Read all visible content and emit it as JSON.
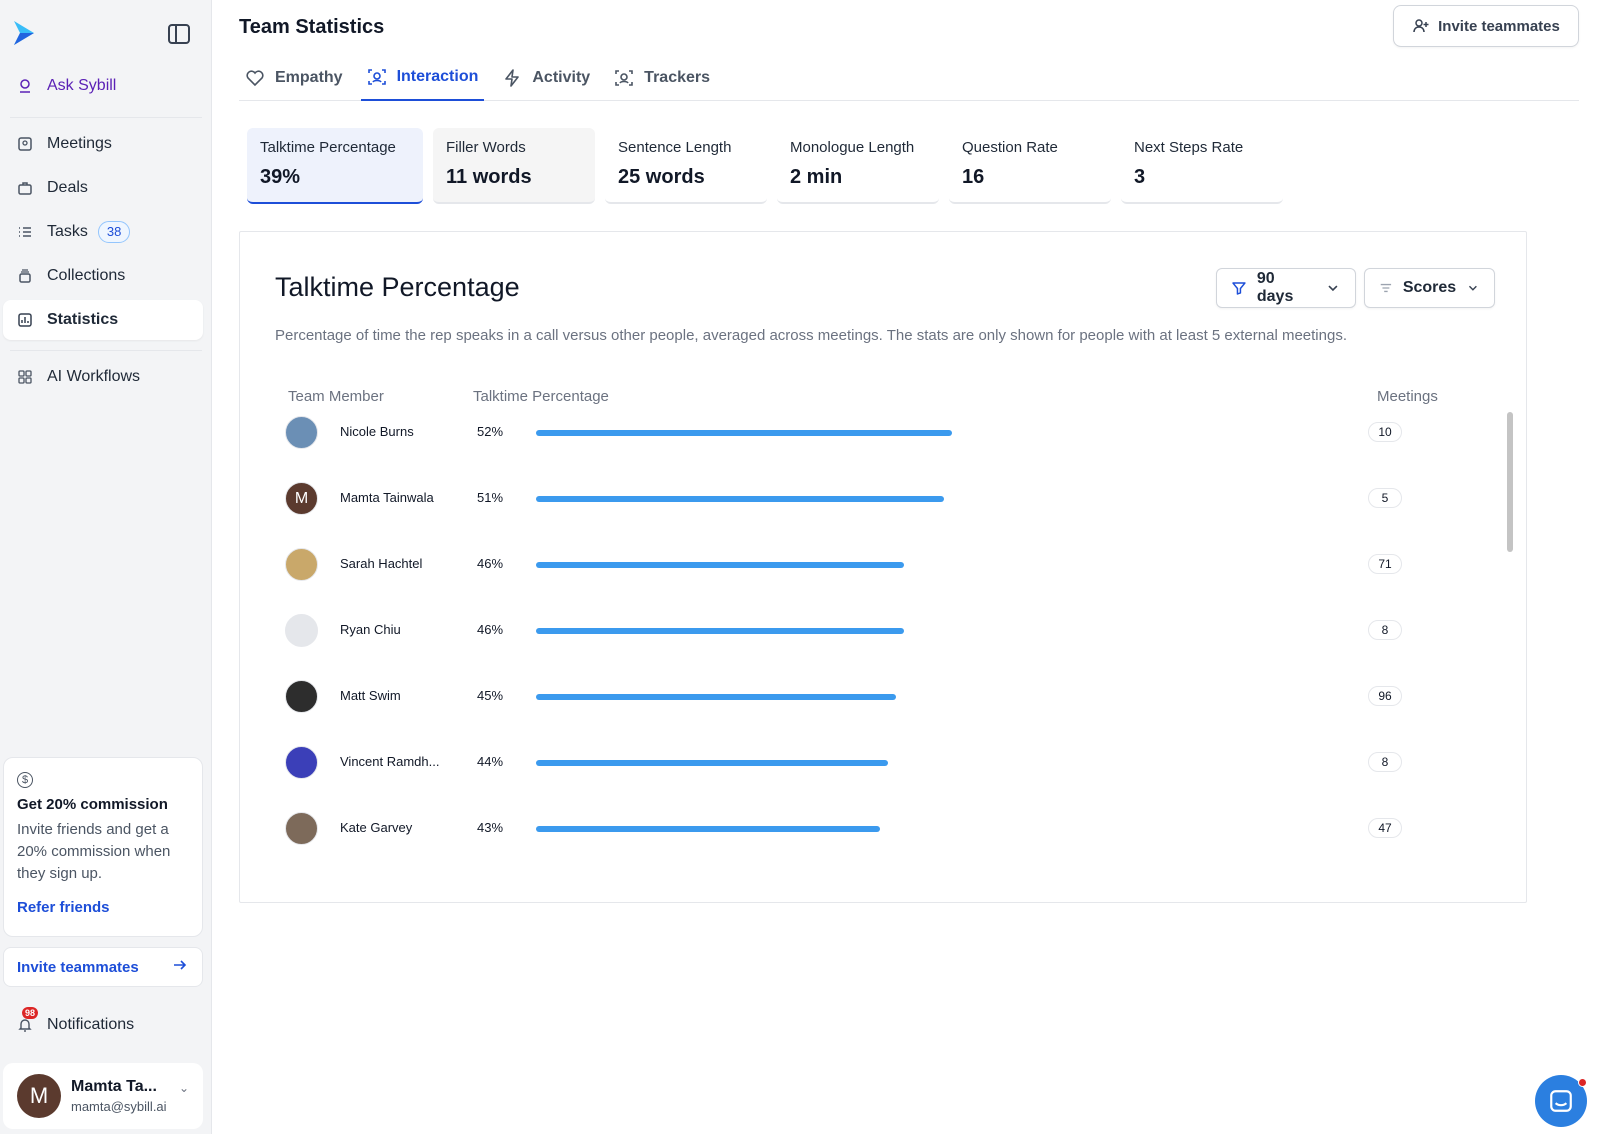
{
  "sidebar": {
    "ask": "Ask Sybill",
    "items": [
      {
        "label": "Meetings"
      },
      {
        "label": "Deals"
      },
      {
        "label": "Tasks",
        "badge": "38"
      },
      {
        "label": "Collections"
      },
      {
        "label": "Statistics"
      }
    ],
    "workflows": "AI Workflows",
    "promo": {
      "title": "Get 20% commission",
      "text": "Invite friends and get a 20% commission when they sign up.",
      "link": "Refer friends"
    },
    "invite": "Invite teammates",
    "notifications": {
      "label": "Notifications",
      "count": "98"
    },
    "profile": {
      "initial": "M",
      "name": "Mamta Ta...",
      "email": "mamta@sybill.ai"
    }
  },
  "header": {
    "title": "Team Statistics",
    "invite_button": "Invite teammates"
  },
  "tabs": [
    {
      "label": "Empathy",
      "icon": "heart-icon"
    },
    {
      "label": "Interaction",
      "icon": "scan-face-icon",
      "active": true
    },
    {
      "label": "Activity",
      "icon": "lightning-icon"
    },
    {
      "label": "Trackers",
      "icon": "scan-face-icon"
    }
  ],
  "metrics": [
    {
      "label": "Talktime Percentage",
      "value": "39%"
    },
    {
      "label": "Filler Words",
      "value": "11 words"
    },
    {
      "label": "Sentence Length",
      "value": "25 words"
    },
    {
      "label": "Monologue Length",
      "value": "2 min"
    },
    {
      "label": "Question Rate",
      "value": "16"
    },
    {
      "label": "Next Steps Rate",
      "value": "3"
    }
  ],
  "card": {
    "title": "Talktime Percentage",
    "filter_days": "90 days",
    "filter_scores": "Scores",
    "description": "Percentage of time the rep speaks in a call versus other people, averaged across meetings. The stats are only shown for people with at least 5 external meetings.",
    "columns": {
      "member": "Team Member",
      "metric": "Talktime Percentage",
      "meetings": "Meetings"
    }
  },
  "rows": [
    {
      "name": "Nicole Burns",
      "pct": "52%",
      "value": 52,
      "meetings": "10",
      "avatar_color": "#6b8fb5"
    },
    {
      "name": "Mamta Tainwala",
      "pct": "51%",
      "value": 51,
      "meetings": "5",
      "avatar_color": "#5b3a2e",
      "initial": "M"
    },
    {
      "name": "Sarah Hachtel",
      "pct": "46%",
      "value": 46,
      "meetings": "71",
      "avatar_color": "#c9a86a"
    },
    {
      "name": "Ryan Chiu",
      "pct": "46%",
      "value": 46,
      "meetings": "8",
      "avatar_color": "#e5e7eb"
    },
    {
      "name": "Matt Swim",
      "pct": "45%",
      "value": 45,
      "meetings": "96",
      "avatar_color": "#2d2d2d"
    },
    {
      "name": "Vincent Ramdh...",
      "pct": "44%",
      "value": 44,
      "meetings": "8",
      "avatar_color": "#3b3fb8"
    },
    {
      "name": "Kate Garvey",
      "pct": "43%",
      "value": 43,
      "meetings": "47",
      "avatar_color": "#7d6a5a"
    }
  ],
  "colors": {
    "accent": "#1d4ed8",
    "bar": "#3b9aee"
  }
}
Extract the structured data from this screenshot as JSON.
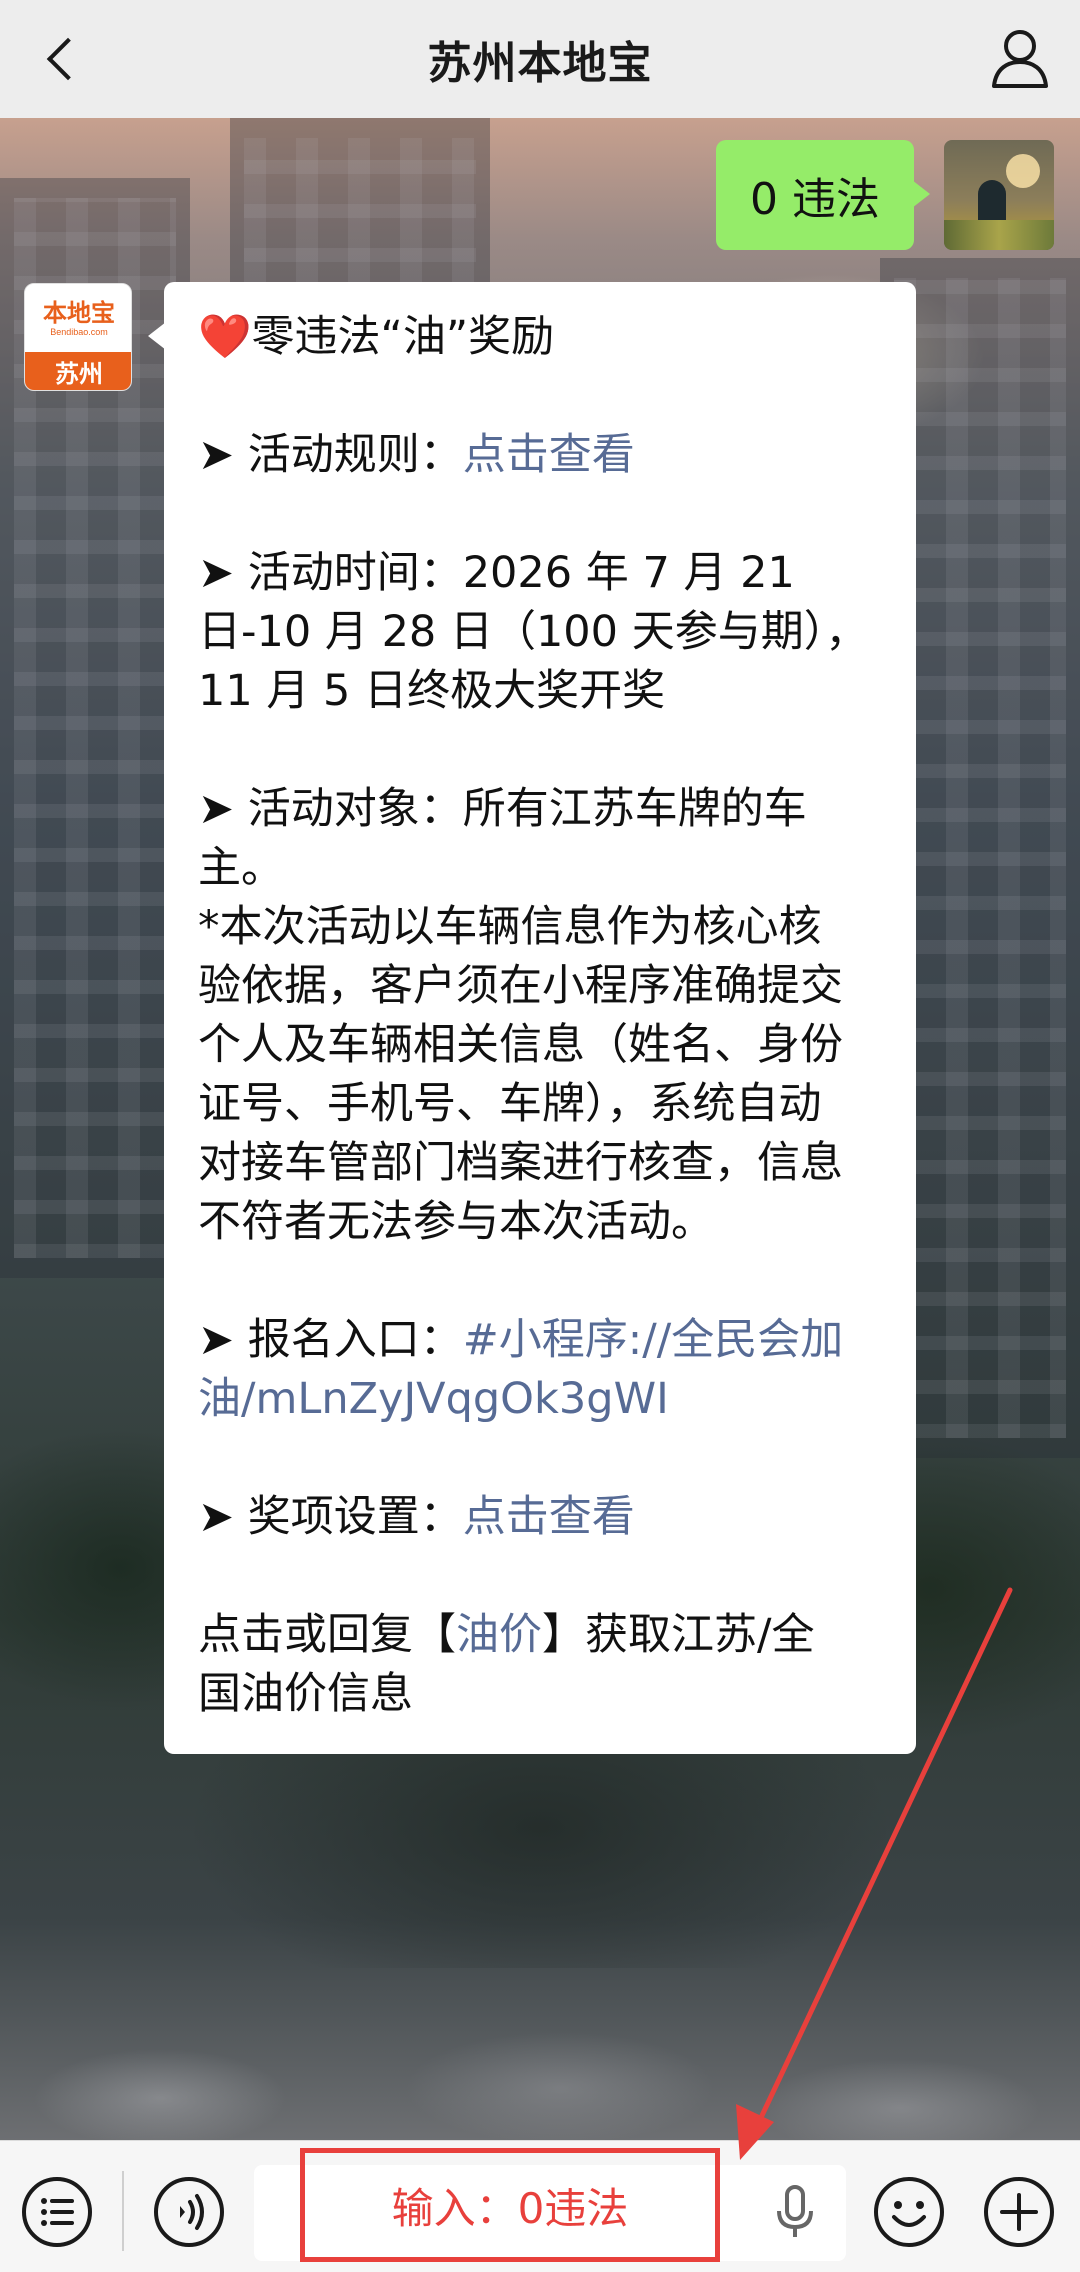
{
  "header": {
    "title": "苏州本地宝",
    "back_icon": "chevron-left-icon",
    "profile_icon": "person-icon"
  },
  "chat": {
    "sent_message": "0 违法",
    "sender_avatar": {
      "logo_cn": "本地宝",
      "logo_en": "Bendibao.com",
      "city": "苏州"
    },
    "reply": {
      "title_heart": "❤️",
      "title": "零违法“油”奖励",
      "rules_label": "➤ 活动规则：",
      "rules_link": "点击查看",
      "time_line1": "➤ 活动时间：2026 年 7 月 21",
      "time_line2": "日-10 月 28 日（100 天参与期），",
      "time_line3": "11 月 5 日终极大奖开奖",
      "target_line1": "➤ 活动对象：所有江苏车牌的车",
      "target_line2": "主。",
      "note_lines": [
        "*本次活动以车辆信息作为核心核",
        "验依据，客户须在小程序准确提交",
        "个人及车辆相关信息（姓名、身份",
        "证号、手机号、车牌），系统自动",
        "对接车管部门档案进行核查，信息",
        "不符者无法参与本次活动。"
      ],
      "entry_label": "➤ 报名入口：",
      "entry_link_line1": "#小程序://全民会加",
      "entry_link_line2": "油/mLnZyJVqgOk3gWI",
      "prize_label": "➤ 奖项设置：",
      "prize_link": "点击查看",
      "footer_pre": "点击或回复【",
      "footer_link": "油价",
      "footer_post": "】获取江苏/全",
      "footer_line2": "国油价信息"
    }
  },
  "input_bar": {
    "menu_icon": "list-menu-icon",
    "voice_icon": "voice-mode-icon",
    "mic_icon": "microphone-icon",
    "emoji_icon": "emoji-icon",
    "plus_icon": "plus-icon",
    "annotation_text": "输入：0违法"
  },
  "colors": {
    "sent_bubble": "#95ec69",
    "link": "#576b95",
    "annotation": "#e8403c",
    "brand": "#e8601c"
  }
}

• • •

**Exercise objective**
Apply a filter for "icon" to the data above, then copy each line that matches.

**Answer section**
      "icon": "heart-icon"
      "icon": "scan-face-icon",
      "icon": "lightning-icon"
      "icon": "scan-face-icon"
    "back_icon": "chevron-left-icon",
    "profile_icon": "person-icon"
    "menu_icon": "list-menu-icon",
    "voice_icon": "voice-mode-icon",
    "mic_icon": "microphone-icon",
    "emoji_icon": "emoji-icon",
    "plus_icon": "plus-icon",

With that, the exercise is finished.